Skip the lines, vote early

Early voting has started in Alameda and Contra Costa counties. Check with your county for deadlines, locations, and specific guidelines — generally you can vote early in person, or by filling out a ballot and dropping it off at a designated site. Why vote early? You beat the crowds, you don’t have to deal with harried poll workers or people who showed up at the wrong place or didn’t fix their registration and there’s no time to fix the problem … and if you need info, you can probably get through to your county elections office!

Follow up: check your ballot status

In California, you can check the status of your ballots. You can find out whether your provisional ballot was counted, and the reason why, if it was not. And if you voted by mail you can find out whether the ballot arrived at your county’s election office, whether the ballot was counted, and, if not, the reason why.

Read our recent article with more great info about voting in the mid-term election here.

Vote early, Vote often (every election, that is!)

Action deadline: Time’s nearly up! California election dates you need to know:

Early voting has started in Alameda and Contra Costa counties. Check with your county for deadlines, locations, and specific guidelines — generally you can vote early in person, or by filling out a ballot and dropping it off at a designated site.

Did you forget to register to vote, or did you move and forget to re-register? Little-known fact: you can still register and vote conditionally at your county elections office, or at certain other locations up through Election Day.

Voter registration 101: 

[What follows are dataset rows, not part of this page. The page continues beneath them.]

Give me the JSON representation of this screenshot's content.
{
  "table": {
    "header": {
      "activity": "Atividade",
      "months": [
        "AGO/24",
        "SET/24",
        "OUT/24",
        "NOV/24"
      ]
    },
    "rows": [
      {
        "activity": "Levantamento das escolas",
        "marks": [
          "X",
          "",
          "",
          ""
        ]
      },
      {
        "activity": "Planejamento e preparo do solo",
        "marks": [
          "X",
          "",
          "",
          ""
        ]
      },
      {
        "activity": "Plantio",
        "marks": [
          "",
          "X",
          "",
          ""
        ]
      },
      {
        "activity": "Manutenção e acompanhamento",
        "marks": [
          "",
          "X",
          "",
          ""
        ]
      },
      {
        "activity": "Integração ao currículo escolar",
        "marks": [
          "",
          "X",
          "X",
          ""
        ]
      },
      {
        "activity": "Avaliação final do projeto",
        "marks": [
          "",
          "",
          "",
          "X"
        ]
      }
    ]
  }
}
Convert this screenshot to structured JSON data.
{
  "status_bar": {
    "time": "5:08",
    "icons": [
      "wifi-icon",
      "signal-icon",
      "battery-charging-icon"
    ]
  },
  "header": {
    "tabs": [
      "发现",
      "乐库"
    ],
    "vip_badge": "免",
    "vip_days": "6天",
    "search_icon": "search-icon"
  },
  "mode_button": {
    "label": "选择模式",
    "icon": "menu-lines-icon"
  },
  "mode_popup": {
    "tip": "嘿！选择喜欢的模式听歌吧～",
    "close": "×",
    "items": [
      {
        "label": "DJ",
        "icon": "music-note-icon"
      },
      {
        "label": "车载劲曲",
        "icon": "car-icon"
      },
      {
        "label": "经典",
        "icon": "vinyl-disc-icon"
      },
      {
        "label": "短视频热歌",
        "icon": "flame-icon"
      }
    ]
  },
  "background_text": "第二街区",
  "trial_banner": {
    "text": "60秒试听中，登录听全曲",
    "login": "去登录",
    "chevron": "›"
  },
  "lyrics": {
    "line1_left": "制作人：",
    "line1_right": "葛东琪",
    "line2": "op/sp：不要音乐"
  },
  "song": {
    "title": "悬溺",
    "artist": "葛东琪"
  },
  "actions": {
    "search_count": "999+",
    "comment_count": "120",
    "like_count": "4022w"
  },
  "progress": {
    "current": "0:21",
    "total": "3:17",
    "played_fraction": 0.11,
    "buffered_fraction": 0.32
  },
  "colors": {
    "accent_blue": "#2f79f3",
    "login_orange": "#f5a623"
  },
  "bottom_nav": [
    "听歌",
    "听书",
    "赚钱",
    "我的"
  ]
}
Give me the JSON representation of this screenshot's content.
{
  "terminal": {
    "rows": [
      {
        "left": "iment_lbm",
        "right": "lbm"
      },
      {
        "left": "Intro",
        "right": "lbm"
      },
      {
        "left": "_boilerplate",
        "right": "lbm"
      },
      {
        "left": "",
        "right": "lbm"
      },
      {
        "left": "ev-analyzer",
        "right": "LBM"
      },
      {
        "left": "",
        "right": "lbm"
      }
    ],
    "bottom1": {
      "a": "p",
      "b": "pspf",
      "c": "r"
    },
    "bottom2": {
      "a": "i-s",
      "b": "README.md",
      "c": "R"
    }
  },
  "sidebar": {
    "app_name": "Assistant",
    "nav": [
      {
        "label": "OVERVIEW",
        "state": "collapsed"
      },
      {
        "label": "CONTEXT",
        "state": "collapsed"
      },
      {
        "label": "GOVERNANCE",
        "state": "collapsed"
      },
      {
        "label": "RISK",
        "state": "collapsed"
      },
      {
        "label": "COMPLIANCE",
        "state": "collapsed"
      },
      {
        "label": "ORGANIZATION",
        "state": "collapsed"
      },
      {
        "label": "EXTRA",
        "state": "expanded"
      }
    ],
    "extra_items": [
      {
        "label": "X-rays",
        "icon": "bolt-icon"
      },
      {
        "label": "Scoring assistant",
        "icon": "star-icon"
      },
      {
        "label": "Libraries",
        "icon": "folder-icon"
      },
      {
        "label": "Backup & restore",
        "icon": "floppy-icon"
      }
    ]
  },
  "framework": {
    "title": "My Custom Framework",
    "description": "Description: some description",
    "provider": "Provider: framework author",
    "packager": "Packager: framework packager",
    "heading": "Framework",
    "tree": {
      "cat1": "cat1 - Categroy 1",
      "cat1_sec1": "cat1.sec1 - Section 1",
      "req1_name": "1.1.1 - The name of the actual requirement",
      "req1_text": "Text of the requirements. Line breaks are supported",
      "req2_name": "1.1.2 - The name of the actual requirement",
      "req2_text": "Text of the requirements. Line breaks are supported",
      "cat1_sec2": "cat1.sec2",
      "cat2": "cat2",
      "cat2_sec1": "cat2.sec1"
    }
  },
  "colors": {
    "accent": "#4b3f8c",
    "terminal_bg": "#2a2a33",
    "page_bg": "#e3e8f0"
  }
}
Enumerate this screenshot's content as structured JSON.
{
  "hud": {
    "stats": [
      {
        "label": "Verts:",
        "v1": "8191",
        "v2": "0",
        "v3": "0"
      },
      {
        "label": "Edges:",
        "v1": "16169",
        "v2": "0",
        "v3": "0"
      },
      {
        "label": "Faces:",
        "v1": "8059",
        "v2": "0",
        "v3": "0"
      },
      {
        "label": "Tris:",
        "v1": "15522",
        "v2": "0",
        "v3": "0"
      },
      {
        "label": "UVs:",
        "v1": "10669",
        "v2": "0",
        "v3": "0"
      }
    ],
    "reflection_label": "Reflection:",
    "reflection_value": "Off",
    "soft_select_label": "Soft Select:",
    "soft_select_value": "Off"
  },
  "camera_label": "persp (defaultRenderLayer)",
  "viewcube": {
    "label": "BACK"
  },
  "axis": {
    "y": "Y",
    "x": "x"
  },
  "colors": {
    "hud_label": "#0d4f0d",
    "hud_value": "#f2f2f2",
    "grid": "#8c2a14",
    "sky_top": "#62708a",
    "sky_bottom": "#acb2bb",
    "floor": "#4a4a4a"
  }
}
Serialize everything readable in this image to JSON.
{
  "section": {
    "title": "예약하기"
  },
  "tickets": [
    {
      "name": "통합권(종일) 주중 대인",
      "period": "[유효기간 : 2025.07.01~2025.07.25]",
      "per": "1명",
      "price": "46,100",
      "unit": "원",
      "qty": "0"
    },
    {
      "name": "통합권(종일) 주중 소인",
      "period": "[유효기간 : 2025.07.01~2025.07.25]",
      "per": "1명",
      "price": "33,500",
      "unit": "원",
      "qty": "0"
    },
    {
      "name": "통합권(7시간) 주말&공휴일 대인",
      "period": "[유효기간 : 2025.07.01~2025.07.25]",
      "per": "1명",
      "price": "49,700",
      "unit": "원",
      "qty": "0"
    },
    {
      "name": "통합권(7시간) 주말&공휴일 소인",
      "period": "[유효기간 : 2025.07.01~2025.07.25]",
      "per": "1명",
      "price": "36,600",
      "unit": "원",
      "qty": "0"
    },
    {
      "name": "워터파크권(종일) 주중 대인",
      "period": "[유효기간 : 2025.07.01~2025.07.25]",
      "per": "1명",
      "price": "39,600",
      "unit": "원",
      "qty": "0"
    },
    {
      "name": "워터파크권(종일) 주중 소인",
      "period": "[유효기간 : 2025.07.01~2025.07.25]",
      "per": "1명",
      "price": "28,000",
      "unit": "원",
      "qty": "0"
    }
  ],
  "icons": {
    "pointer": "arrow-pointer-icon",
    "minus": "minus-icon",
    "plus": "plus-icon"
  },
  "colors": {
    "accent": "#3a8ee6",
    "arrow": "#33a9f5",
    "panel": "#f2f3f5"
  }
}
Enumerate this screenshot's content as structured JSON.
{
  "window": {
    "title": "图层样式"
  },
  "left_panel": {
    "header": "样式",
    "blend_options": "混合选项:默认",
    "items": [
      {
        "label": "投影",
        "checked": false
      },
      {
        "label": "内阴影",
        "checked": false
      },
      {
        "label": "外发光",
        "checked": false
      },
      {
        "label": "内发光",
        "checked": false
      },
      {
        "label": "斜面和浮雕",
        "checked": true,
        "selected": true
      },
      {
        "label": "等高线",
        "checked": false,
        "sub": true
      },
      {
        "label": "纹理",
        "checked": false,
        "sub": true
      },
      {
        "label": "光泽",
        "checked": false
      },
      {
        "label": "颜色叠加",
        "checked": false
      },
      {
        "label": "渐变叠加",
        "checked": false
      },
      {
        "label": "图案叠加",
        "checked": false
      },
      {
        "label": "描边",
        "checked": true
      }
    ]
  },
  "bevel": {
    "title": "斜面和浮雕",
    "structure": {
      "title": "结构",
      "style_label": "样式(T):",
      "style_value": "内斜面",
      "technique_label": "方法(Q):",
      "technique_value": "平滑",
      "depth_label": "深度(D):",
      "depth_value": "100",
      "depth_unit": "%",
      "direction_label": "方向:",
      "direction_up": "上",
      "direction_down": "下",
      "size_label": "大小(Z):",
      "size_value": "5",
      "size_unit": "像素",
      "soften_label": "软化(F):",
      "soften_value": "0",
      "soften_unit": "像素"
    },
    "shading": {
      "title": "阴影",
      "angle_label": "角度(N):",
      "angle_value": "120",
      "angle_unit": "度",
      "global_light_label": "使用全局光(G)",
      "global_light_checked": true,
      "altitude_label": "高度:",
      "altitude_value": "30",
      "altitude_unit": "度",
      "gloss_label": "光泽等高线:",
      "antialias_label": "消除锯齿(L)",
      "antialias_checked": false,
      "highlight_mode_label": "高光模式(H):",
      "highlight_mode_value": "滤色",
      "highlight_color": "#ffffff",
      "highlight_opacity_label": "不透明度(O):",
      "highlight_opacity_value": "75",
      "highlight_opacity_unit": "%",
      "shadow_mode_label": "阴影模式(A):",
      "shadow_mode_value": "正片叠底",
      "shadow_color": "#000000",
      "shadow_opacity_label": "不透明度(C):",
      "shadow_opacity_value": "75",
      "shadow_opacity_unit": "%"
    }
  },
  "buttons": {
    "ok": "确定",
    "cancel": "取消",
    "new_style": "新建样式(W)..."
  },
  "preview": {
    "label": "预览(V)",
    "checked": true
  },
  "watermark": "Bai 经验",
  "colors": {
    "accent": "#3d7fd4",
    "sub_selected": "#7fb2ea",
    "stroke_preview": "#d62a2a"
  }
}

  • Are you eligible to vote, but not registered? Pick up a paper application, fill it out and put it in the mail – no postage required! You can find a paper application at lots of places, including:
    • county elections offices
    • the DMV
    • government offices
    • post offices
    • public libraries
  • Do you want to register online? If so, you’ll need:
    • your California driver license or I.D. card number,
    • the last four digits of your social security number, and
    • your date of birth.

    Your info will be provided to CA Department of Motor Vehicles to retrieve a copy of your DMV signature. Don’t have one of those I.D.s, or have other questions? See more at the CA Secretary of State’s Election Division FAQ or contact them at 800-345-VOTE (8683) or by email.

  • Is your registration accurate? Check! Many voter registrations have errors – check yours. If you registered recently at the DMV, many of those were botched, so CHECK!
  • Do you need to re-register? Check here, and if you need to, please re-register. These are some (not all) of the reasons you must re-register to vote:
    • you moved since you last registered
    • you legally changed your name since you last registered
    • you want to change your political party
Learn more:
  • California voter hotlines: the Secretary of State’s office provides voting-related materials and assistance in ten languages. Call one of the toll-free hotlines for answers to your questions about voting and elections, or to request mail delivery of a voter registration form, vote-by-mail application, or the Official Voter Information Guide.
  • Read our earlier article, with information about your county’s election processes, pre-registering 16- and 17-year olds, voting for previously incarcerated people, and much more
  • See Vote.org’s California Election Center. Sign up for election reminders.
  • See the Voter’s Edge guide (a partnership of the League of Women Voters of California Education Fund’s Smart Voter and MapLight. It includes in-depth info about what’s on your ballot, and much more.

Send this info to your family and friends in states other than California:

  • Vote.org offers lots of information, and it’s easy to remember (it requires you to provide an email address).
  • Indivisible has partnered with TurboVote to help you sign up to get election reminders, register to vote, apply for your absentee ballot, and more
  • The National Association of Secretaries of States’ website helps eligible voters figure out how and where to vote

Want to do more?